Kugler’s method of diamond machining steel eliminates a polishing step normally needed for the process..

Alternatively, mold makers can use a monocrystalline diamond tool to machine an optical feature directly into a mold or mold insert made of brass, nickel-silver, high-strength aluminum alloy or chemically nickel-plated steel mold, Schirmeister said. The polishing step is eliminated when diamond machining is used, although the service life of the mold is shorter compared with a hardened steel mold, he said.

Kugler developed an approach whereby its machining center can diamond machine an optical feature directly into a hardened steel mold, which eliminates the need for polishing and milling, yet overcomes an issue with short tool life of the diamond tool.

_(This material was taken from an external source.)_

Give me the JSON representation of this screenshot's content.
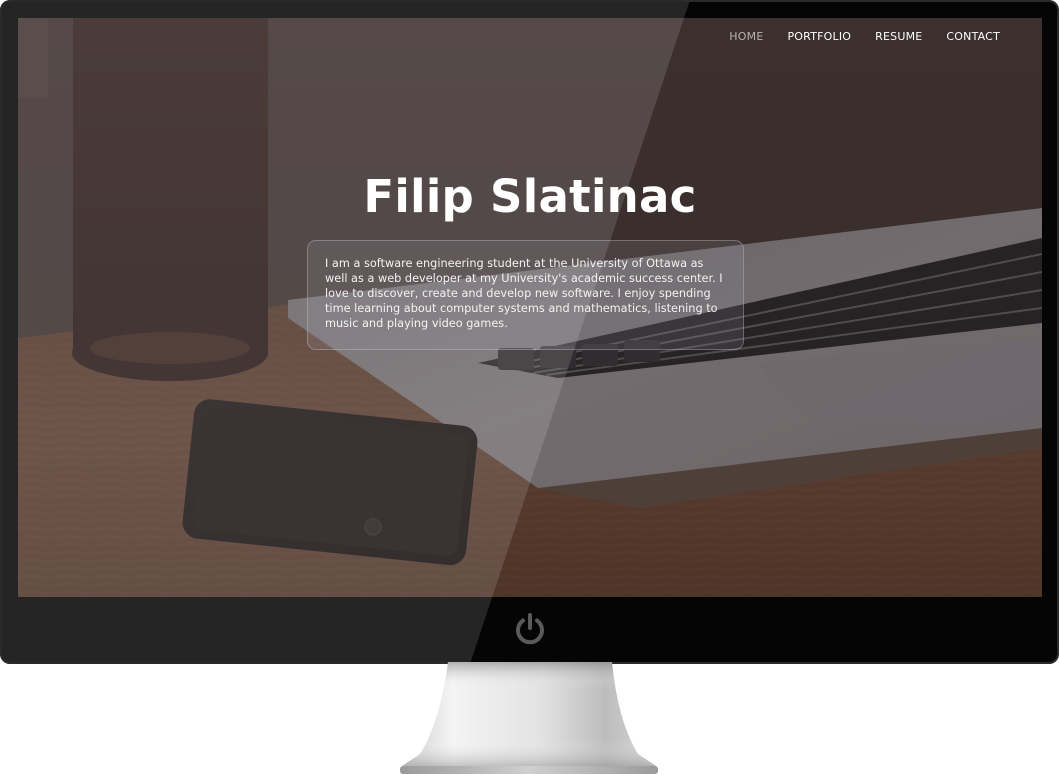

The greatest impediment to using a diamond tool for machining of hardened tool steel is the short life of the diamond tool due to bonding. “Diamond is basically comprised of carbon, and the carbon within it is prone to bonding with the iron in the hardened steel. The result is iron carbide,” Schirmeister said. The high temperatures allow the diamond tool to react with the iron in the steel. “Hence, the diamond tool has an extremely short service life when machining hardened steel,” he said.

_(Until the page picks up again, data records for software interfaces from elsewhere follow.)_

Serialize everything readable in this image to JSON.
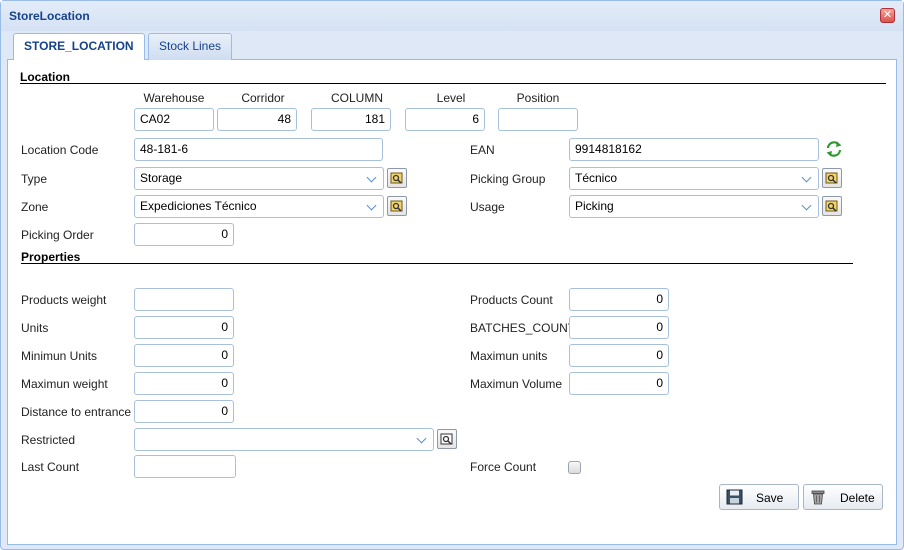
{
  "window": {
    "title": "StoreLocation"
  },
  "tabs": [
    {
      "label": "STORE_LOCATION",
      "active": true
    },
    {
      "label": "Stock Lines",
      "active": false
    }
  ],
  "location": {
    "section_title": "Location",
    "columns": {
      "warehouse": {
        "label": "Warehouse",
        "value": "CA02"
      },
      "corridor": {
        "label": "Corridor",
        "value": "48"
      },
      "column": {
        "label": "COLUMN",
        "value": "181"
      },
      "level": {
        "label": "Level",
        "value": "6"
      },
      "position": {
        "label": "Position",
        "value": ""
      }
    },
    "location_code": {
      "label": "Location Code",
      "value": "48-181-6"
    },
    "ean": {
      "label": "EAN",
      "value": "9914818162"
    },
    "type": {
      "label": "Type",
      "value": "Storage"
    },
    "picking_group": {
      "label": "Picking Group",
      "value": "Técnico"
    },
    "zone": {
      "label": "Zone",
      "value": "Expediciones Técnico"
    },
    "usage": {
      "label": "Usage",
      "value": "Picking"
    },
    "picking_order": {
      "label": "Picking Order",
      "value": "0"
    }
  },
  "properties": {
    "section_title": "Properties",
    "products_weight": {
      "label": "Products weight",
      "value": ""
    },
    "products_count": {
      "label": "Products Count",
      "value": "0"
    },
    "units": {
      "label": "Units",
      "value": "0"
    },
    "batches_count": {
      "label": "BATCHES_COUNT",
      "value": "0"
    },
    "minimun_units": {
      "label": "Minimun Units",
      "value": "0"
    },
    "maximun_units": {
      "label": "Maximun units",
      "value": "0"
    },
    "maximun_weight": {
      "label": "Maximun weight",
      "value": "0"
    },
    "maximun_volume": {
      "label": "Maximun Volume",
      "value": "0"
    },
    "distance_to_entrance": {
      "label": "Distance to entrance",
      "value": "0"
    },
    "restricted": {
      "label": "Restricted",
      "value": ""
    },
    "last_count": {
      "label": "Last Count",
      "value": ""
    },
    "force_count": {
      "label": "Force Count",
      "checked": false
    }
  },
  "actions": {
    "save_label": "Save",
    "delete_label": "Delete"
  },
  "icons": {
    "close": "close-icon",
    "refresh": "refresh-icon",
    "lookup": "lookup-icon",
    "save": "floppy-disk-icon",
    "delete": "trash-icon"
  },
  "colors": {
    "title_text": "#15428b",
    "border": "#99bbe8",
    "window_bg": "#dfe8f6",
    "refresh_green": "#2e9a2e"
  }
}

There are different approaches to tackling the problem. For example, the processing zone can be cooled with liquid nitrogen, but this approach is complicated and dangerous. “The process has not yet been used in industry,” he said.

Kugler has adopted an ultrasonic-assisted diamond machining method to solve the issues. Until now, the method has been used mainly for diamond turning on ultra-precision turning machines. With ultrasonic-assisted diamond machining, the diamond cutting tool is made to vibrate at high frequencies, and is pushed in an elliptical motion.

“The short frequency of the vibrations prevents the carbon in the diamond tool from bonding to the iron, due to the minimal exposure time,” Schirmeister said. Due to the extremely short exposure time, the temperature at the cutting edge remains low enough to prevent the chemical bonding of the carbon and the iron and maintains the integrity of the cutting tool. The ultrasonic method avoids carbon buildup on the diamond cutting edges, he said.

Kugler said the life expectancy of the diamond tool depends on cutting parameters and other factors, but generally it will be the same as a diamond tool in a standard (non-hardened steel) machining application. Until now, hardened steel machining was limited to micro-machining with conventional micro-machining tools rather than diamond cutting tools, Schirmeister said.

Ultrasonic-assisted diamond machining is the newest capability of the MicroMaster system, which has a modular design, so that up to three application heads can be installed side by side. This allows it to perform multiple machining steps, such as mechanical micro milling and laser micro milling.  

The ultrasonic-assisted diamond cutting tool can leave slight surface irregularities that are easily corrected with light polishing. “In this case, virtually no change in the surface shape occurs,” Schirmeister said.

Mikell Knights, senior staff reporter




Kugler of America Ltd.,
Somers, Conn., 860-749-6400, www.kuglerofamerica.com